I’ve long been a fan of doing things as efficiently and effectively as possible — with a particular focus on applying these principles to tough dealership management problems.
Of late, the top used vehicle challenge has been sourcing the right vehicles for a dealership and its marketplace. I speak daily with used vehicle managers who feel like a dog chasing its tail — an awful lot of energy and effort, with little to show for it.
Let’s address the sourcing problem head-on. First, a caveat: There’s a direct correlation between the severity of a sourcing problem at a dealership and the degree to which its used vehicle manager deploys technology and tools to help find and source the vehicles. Likewise, sourcing vehicles is more challenging at dealerships where used vehicle managers fail to regard their inventory management as “provisioning,” or the accounting of market supply, demand and sales dynamics when they opt to acquire vehicles.
Typically, the most sourcing-challenged used vehicle managers are doing “more of the same” — which often comes down to going more frequently to the same auctions looking for largely the same vehicles, or deploying more buyers at a wider array of physical auctions.
Yet, they still come up dry. Why? It’s because some of the more desirable vehicles simply don’t roll through conventional auctions anymore. The online wholesale marketplace is increasingly the “go to” venue to efficiently find and source vehicles, not physical auctions.
I’m not suggesting physical auctions don’t merit time and attention. They do. It’s just that used vehicle managers who rely most on physical auctions — and especially those who dismiss today’s technology and tools — are making sourcing more difficult than it needs to be.
So, part of the solution for today’s sourcing problem absolutely requires the use of technology and tools to be effective and efficient at acquiring vehicles. The rest of the solution flows from understanding and adopting a “provisioning” mindset.
The Three “W’s” of Provisioning
Used vehicle managers who take a “provisioning” mentality have a precise vision for the vehicles they should pursue and the wholesale prices they should pay. This gives them a razor-sharp focus as they use technology and tools to efficiently source the vehicles at online and other auctions.
There are three basic questions that provide the foundation for “provisioning”:
What are the “right” cars for my store?
As I’ve written before, the possibilities here should not be limited by the biases and emotions of a used vehicle manager. If you’re a Ford dealer, there’s no reason not to sell Buicks or Hyundais if they make sense for your market. Today, it’s essential to know every vehicle that makes sense, down to the make, model, trim and options configurations, and pick those that are “right” for you. This means having a firm handle on real-time data on all the vehicles consumers are shopping for and buying in your market area, not just at your dealership. Used vehicle managers shouldn’t do this by instinct — especially when today’s technology efficiently serves up the sure-fire winners for a store.
What should I pay for the “right” cars?

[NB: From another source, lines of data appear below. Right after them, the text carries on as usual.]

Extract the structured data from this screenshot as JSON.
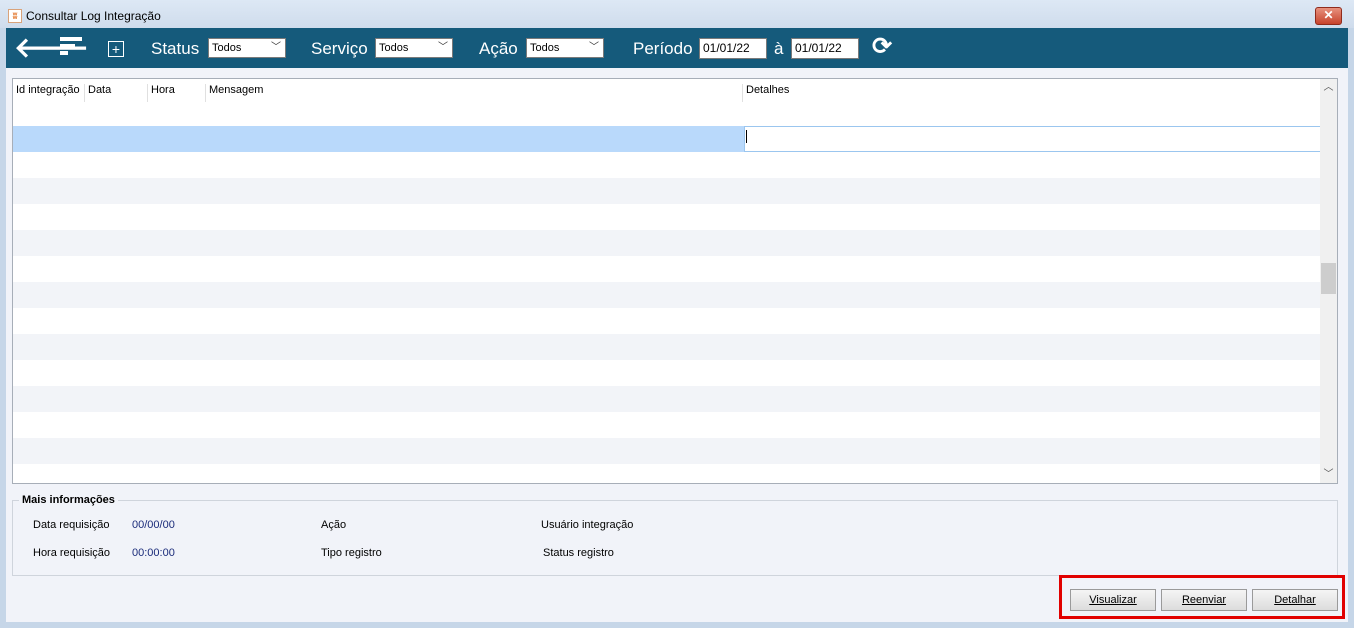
{
  "window": {
    "title": "Consultar Log Integração",
    "app_icon": "app-logo-icon",
    "close_symbol": "✕"
  },
  "toolbar": {
    "status_label": "Status",
    "status_value": "Todos",
    "servico_label": "Serviço",
    "servico_value": "Todos",
    "acao_label": "Ação",
    "acao_value": "Todos",
    "periodo_label": "Período",
    "date_from": "01/01/22",
    "date_separator": "à",
    "date_to": "01/01/22",
    "icons": [
      "back-arrow-icon",
      "filter-icon",
      "add-icon",
      "refresh-icon"
    ]
  },
  "grid": {
    "columns": [
      "Id integração",
      "Data",
      "Hora",
      "Mensagem",
      "Detalhes"
    ],
    "rows": []
  },
  "info": {
    "title": "Mais informações",
    "data_requisicao_label": "Data requisição",
    "data_requisicao_value": "00/00/00",
    "hora_requisicao_label": "Hora requisição",
    "hora_requisicao_value": "00:00:00",
    "acao_label": "Ação",
    "tipo_registro_label": "Tipo registro",
    "usuario_integracao_label": "Usuário integração",
    "status_registro_label": "Status registro"
  },
  "buttons": {
    "visualizar": "Visualizar",
    "reenviar": "Reenviar",
    "detalhar": "Detalhar"
  },
  "colors": {
    "toolbar": "#155a7b",
    "selection": "#b9d9fb",
    "highlight_border": "#e10000"
  }
}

The answer to this question flows from knowing: a) the retail price a dealership can reasonably expect to receive for the vehicle; b) the gross profit objective they’d like to meet when they sell to a customer; and, c) the likely costs associated with reconditioning, transportation, time in inventory and other variables. Example: If I know I can sell a 2008 Chevy Tahoe for $12,500, and I expect to make $1,500 in gross profit and will likely pay $700 in reconditioning/transportation and other costs, I know I shouldn’t pay more than $10,300 for the unit at auction. It’s pretty simple, but tradition-minded used vehicle managers typically don’t think this way, largely because they didn’t need to when they were coming up in the business. Today, however, it’s a necessity to view every potential wholesale acquisition from a retail perspective and reverse-engineer the deal to derive an astute wholesale purchase price. Tech-savvy used vehicle managers know this, of course, and it’s this data that helps them “know when to hold them, and know when to fold them.”

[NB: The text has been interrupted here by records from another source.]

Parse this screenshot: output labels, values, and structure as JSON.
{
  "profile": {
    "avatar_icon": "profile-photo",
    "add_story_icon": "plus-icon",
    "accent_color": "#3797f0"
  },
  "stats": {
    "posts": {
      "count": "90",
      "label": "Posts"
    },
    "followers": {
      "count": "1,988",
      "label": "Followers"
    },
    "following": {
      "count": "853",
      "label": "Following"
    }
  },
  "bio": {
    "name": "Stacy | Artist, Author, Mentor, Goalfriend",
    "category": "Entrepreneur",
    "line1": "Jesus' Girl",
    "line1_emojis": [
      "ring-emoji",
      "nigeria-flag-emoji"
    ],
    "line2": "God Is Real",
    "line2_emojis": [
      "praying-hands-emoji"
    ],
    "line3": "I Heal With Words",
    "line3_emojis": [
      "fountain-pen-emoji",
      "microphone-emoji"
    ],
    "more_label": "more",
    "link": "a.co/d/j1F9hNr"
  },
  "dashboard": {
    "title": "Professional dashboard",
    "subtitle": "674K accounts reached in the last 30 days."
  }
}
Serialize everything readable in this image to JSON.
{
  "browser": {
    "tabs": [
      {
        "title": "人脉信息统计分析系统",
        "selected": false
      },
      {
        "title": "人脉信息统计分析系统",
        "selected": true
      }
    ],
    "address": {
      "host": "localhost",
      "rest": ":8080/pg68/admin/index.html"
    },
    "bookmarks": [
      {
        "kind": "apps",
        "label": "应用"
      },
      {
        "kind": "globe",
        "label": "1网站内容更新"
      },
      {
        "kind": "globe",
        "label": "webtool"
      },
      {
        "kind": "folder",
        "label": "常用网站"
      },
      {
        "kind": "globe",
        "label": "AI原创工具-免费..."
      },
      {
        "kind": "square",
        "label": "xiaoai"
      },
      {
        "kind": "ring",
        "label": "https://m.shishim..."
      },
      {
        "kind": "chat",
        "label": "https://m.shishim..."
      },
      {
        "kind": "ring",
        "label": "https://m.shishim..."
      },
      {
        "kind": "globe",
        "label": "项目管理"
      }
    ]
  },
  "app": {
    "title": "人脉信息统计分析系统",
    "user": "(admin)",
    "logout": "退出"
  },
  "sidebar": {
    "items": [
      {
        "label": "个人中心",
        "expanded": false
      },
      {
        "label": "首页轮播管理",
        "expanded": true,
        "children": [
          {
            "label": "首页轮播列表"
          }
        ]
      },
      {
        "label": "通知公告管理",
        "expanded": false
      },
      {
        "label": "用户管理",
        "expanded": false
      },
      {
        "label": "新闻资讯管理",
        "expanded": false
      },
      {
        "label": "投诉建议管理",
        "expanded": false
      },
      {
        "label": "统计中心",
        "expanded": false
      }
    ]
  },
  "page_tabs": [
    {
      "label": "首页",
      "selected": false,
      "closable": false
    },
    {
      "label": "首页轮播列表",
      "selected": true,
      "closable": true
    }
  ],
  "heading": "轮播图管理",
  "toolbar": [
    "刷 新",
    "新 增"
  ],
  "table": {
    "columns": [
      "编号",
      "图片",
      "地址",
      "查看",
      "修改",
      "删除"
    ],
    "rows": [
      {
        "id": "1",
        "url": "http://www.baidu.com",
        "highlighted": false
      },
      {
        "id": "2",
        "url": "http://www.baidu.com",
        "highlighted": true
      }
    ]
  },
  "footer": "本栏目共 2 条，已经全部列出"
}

Where can I get the “right” cars?
This is where today’s technology really shines and provides unprecedented assistance to make vehicle sourcing easier. Imagine this: It’s noon and the used vehicle manager’s out to lunch. However, earlier in the day, he/she instructed the store’s inventory management system to find X vehicle at Y price. The system scours the run sheets at online and physical auctions, finds the unit at the “right” condition and price parameters, makes the purchase and initiates transportation to a dealership. When the used vehicle manager returns, the vehicle’s “on the way” and he/she can move on to the next task. This is a far cry from a used vehicle manager, coming off a half-day at the auction, telling his dealer, “there’s nothing to buy.”

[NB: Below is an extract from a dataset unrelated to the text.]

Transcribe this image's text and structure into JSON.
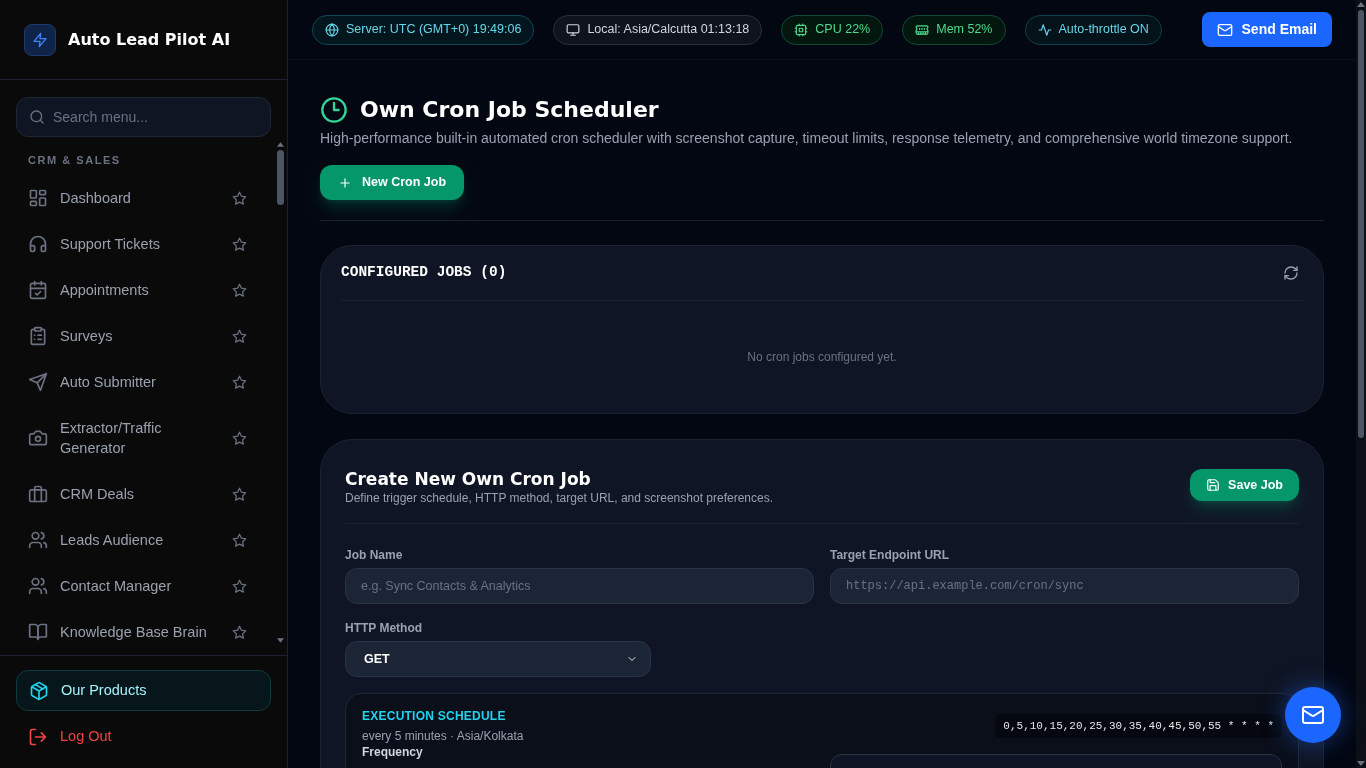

In summary, I believe today’s used vehicle sourcing challenge is both real and relative. To be sure, more dealers are focusing on used vehicles, making the “right” vehicles more difficult to acquire. But the degree of difficulty is relative — and it really depends on whether a used vehicle manager embraces available technology and tools and a “provisioning” mindset to make the job easier.